Your answer should be every line of the records that contains the word "icon", copied as it stands.

RECORDS FOR PROCESSING:
-- Opening Marker --

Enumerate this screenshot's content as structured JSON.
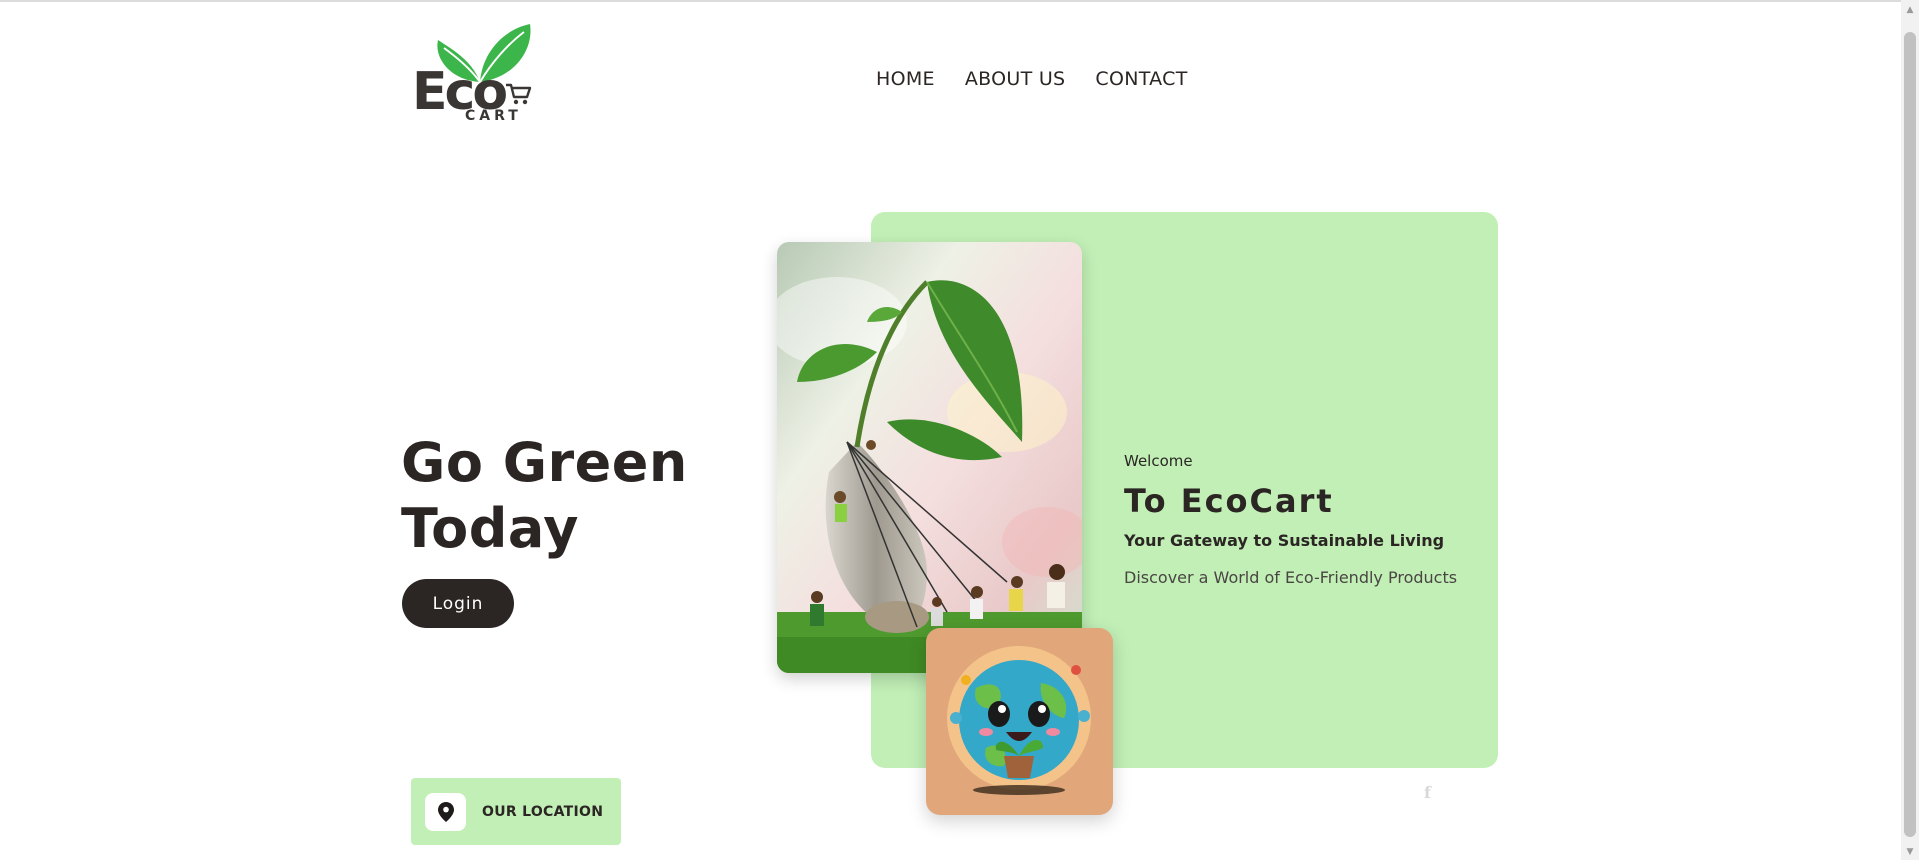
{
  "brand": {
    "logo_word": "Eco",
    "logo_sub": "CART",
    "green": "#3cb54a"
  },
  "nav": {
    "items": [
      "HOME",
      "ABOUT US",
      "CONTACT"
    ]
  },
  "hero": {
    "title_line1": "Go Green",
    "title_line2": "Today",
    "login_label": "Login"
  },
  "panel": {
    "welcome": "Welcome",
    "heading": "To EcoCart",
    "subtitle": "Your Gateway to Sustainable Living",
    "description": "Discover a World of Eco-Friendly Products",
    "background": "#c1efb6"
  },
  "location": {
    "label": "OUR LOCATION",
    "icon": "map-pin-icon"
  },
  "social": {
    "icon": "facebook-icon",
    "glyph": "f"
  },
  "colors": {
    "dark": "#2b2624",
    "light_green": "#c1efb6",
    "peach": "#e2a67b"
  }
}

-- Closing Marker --

ANSWER:
    "icon": "map-pin-icon"
    "icon": "facebook-icon",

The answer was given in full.